EXERCISE PROMPT = Could you work out how many lines of the material below hold "screenshot"? Only the number is needed.

╭─ INFORMATION PROVIDED

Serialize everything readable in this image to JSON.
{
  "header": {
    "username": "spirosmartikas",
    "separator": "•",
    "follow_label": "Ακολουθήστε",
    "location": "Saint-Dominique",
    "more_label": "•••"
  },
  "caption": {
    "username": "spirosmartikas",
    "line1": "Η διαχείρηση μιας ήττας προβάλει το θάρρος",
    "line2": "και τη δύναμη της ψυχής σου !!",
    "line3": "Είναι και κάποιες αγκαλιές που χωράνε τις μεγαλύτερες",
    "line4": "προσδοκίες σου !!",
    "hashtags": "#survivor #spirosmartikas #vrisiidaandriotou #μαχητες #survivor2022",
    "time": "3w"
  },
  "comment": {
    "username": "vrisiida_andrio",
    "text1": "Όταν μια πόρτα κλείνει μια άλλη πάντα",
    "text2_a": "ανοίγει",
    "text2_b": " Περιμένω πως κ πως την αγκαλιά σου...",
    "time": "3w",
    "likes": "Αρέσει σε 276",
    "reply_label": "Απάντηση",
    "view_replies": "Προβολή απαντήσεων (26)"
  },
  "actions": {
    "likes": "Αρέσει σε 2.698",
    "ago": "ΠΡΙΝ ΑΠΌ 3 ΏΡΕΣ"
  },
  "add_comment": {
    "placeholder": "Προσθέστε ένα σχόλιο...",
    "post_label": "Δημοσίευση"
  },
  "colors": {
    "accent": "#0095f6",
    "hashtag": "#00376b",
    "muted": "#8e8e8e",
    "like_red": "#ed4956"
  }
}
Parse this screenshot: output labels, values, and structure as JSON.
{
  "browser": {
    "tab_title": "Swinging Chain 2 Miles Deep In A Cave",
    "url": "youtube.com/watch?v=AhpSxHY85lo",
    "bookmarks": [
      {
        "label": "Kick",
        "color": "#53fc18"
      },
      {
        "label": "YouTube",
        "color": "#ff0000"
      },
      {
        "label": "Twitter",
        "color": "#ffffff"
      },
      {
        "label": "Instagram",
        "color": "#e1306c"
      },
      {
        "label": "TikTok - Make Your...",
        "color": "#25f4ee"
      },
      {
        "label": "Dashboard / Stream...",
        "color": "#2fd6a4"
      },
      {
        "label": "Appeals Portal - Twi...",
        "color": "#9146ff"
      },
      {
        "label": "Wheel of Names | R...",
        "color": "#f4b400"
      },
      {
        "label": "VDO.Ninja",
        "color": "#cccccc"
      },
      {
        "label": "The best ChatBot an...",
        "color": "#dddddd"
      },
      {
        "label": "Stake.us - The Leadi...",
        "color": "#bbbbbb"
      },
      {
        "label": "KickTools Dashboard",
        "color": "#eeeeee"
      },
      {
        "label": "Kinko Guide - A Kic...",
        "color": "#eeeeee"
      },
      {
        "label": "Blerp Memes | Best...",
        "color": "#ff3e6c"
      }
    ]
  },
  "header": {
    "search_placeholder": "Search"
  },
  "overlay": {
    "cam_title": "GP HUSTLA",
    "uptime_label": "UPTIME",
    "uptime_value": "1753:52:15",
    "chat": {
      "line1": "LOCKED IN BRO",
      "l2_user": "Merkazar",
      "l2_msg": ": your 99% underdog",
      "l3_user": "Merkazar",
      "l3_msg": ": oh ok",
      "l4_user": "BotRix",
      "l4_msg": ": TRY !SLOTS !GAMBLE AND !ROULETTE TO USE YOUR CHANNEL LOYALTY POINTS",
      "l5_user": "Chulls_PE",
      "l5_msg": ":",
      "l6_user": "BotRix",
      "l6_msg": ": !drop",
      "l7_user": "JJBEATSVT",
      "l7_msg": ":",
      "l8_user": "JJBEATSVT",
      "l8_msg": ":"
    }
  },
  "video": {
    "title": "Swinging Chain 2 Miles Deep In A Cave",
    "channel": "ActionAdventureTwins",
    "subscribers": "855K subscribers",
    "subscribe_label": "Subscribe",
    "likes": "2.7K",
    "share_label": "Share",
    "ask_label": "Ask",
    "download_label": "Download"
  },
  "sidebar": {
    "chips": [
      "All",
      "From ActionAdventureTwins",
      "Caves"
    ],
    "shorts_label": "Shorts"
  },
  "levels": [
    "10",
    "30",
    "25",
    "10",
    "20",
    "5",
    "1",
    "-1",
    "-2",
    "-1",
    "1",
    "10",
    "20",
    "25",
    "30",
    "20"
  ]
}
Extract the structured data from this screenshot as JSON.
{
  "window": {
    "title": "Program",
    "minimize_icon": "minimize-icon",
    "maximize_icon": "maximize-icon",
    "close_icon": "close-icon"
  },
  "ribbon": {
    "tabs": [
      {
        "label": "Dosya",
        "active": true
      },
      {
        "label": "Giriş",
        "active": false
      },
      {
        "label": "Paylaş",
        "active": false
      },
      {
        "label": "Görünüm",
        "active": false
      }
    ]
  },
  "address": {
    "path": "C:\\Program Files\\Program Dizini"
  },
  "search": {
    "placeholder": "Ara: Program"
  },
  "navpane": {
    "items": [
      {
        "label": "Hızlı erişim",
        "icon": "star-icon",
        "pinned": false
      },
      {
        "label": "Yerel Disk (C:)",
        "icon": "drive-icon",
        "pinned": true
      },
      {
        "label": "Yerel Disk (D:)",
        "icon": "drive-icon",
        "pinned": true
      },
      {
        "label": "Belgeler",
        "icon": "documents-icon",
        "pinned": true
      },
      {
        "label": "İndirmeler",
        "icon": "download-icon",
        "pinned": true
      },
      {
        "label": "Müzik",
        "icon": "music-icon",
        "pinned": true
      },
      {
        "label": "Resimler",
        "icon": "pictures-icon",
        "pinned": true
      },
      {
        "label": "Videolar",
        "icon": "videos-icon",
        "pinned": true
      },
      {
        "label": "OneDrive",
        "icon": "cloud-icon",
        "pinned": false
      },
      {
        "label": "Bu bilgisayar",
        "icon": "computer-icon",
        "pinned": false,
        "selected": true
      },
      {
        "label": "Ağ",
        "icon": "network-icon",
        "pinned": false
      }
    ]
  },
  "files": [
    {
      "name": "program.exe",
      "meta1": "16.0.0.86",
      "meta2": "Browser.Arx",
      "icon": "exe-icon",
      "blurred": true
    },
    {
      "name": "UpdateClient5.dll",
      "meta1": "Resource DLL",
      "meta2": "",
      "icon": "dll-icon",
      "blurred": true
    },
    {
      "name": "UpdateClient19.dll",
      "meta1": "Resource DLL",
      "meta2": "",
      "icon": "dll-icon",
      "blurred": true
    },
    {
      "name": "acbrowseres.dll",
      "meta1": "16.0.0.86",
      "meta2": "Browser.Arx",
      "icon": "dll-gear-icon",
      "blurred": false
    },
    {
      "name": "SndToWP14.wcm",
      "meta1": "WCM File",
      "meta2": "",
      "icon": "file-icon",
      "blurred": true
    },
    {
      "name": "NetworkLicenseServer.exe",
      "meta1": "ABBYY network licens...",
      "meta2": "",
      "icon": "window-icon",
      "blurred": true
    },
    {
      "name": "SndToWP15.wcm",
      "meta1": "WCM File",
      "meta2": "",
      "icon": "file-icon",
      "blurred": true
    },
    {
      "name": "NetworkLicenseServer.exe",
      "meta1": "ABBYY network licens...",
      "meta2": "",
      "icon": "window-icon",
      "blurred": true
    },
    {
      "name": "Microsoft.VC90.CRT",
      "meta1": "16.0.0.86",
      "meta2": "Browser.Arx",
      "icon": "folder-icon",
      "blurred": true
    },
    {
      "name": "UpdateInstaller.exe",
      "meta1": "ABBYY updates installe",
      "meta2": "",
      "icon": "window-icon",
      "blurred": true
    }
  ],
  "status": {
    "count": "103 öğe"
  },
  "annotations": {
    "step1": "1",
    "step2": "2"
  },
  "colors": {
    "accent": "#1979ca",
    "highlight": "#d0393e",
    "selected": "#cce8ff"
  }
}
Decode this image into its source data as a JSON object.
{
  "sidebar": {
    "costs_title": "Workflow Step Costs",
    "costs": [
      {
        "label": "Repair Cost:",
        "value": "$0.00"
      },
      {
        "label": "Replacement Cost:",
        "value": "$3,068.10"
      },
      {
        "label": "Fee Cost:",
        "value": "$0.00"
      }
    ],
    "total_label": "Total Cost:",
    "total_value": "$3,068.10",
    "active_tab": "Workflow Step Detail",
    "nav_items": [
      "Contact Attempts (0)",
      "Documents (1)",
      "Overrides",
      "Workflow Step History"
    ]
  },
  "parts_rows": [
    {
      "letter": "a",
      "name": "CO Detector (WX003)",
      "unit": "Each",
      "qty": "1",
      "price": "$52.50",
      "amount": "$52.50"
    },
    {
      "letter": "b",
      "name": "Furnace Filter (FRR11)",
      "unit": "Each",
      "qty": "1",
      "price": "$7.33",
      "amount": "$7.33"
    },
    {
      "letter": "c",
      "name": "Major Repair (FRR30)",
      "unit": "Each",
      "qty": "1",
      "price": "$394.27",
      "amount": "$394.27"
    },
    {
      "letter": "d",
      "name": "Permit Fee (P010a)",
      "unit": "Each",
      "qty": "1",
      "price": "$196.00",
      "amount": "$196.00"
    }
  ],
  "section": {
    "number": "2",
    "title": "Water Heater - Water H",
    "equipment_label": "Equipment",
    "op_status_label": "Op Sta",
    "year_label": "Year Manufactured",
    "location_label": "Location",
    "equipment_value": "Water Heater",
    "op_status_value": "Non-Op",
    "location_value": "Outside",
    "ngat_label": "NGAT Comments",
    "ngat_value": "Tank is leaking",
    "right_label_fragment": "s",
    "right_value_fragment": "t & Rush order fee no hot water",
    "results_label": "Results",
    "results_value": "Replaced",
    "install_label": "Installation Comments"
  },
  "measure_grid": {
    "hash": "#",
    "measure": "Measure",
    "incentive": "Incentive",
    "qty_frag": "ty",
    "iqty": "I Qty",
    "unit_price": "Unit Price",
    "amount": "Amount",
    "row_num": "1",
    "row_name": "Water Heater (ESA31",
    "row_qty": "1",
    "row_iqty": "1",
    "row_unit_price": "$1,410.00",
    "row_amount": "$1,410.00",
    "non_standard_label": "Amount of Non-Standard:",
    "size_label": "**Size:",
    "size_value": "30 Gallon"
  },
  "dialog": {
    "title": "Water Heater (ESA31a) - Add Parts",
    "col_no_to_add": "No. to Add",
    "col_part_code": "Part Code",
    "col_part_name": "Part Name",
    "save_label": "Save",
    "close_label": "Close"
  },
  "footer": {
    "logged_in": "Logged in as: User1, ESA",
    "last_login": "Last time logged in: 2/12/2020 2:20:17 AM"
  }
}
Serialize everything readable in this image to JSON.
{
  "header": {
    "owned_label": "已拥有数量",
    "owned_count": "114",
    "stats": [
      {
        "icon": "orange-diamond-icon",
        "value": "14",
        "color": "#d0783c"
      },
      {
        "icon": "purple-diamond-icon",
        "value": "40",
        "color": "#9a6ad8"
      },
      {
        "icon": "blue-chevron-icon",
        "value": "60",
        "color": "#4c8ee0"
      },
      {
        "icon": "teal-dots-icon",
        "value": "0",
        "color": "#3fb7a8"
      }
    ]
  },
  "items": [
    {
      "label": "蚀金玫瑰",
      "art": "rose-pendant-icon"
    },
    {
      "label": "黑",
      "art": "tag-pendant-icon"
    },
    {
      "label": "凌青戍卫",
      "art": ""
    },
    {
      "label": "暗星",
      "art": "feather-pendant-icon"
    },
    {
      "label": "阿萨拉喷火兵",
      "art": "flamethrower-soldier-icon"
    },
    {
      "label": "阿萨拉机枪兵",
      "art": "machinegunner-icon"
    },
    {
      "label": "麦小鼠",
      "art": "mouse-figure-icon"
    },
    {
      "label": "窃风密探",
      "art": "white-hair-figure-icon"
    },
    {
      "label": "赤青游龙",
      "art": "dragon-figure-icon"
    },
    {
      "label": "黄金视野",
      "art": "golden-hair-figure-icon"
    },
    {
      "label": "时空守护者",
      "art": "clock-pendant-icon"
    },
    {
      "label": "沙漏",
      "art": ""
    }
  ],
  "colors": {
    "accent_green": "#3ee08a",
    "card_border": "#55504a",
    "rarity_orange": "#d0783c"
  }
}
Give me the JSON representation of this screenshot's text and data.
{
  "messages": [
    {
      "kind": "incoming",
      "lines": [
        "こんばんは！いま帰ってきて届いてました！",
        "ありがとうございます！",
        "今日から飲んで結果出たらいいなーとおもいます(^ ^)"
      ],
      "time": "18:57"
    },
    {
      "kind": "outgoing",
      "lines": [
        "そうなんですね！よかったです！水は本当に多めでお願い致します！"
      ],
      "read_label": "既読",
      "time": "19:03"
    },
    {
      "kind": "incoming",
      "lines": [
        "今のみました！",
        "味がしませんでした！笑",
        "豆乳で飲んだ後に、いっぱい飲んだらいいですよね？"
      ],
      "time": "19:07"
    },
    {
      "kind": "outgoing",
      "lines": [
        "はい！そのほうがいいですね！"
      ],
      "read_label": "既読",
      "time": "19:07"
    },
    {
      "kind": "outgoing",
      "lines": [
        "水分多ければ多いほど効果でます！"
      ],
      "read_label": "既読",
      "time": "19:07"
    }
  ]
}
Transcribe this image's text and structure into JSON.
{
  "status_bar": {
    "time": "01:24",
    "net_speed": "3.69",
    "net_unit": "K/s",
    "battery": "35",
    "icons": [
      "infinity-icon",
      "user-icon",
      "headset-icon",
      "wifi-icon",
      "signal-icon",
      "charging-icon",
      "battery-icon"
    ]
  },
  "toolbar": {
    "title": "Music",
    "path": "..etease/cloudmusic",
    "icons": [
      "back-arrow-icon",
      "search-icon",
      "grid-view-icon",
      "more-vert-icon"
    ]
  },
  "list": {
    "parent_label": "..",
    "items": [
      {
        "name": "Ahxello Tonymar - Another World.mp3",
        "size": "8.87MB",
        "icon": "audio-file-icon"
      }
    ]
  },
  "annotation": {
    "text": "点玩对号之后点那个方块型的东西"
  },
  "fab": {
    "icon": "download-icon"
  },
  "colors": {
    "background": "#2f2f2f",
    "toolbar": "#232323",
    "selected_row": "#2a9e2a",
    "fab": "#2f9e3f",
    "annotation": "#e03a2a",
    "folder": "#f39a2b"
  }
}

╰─

ANSWER SECTION = 3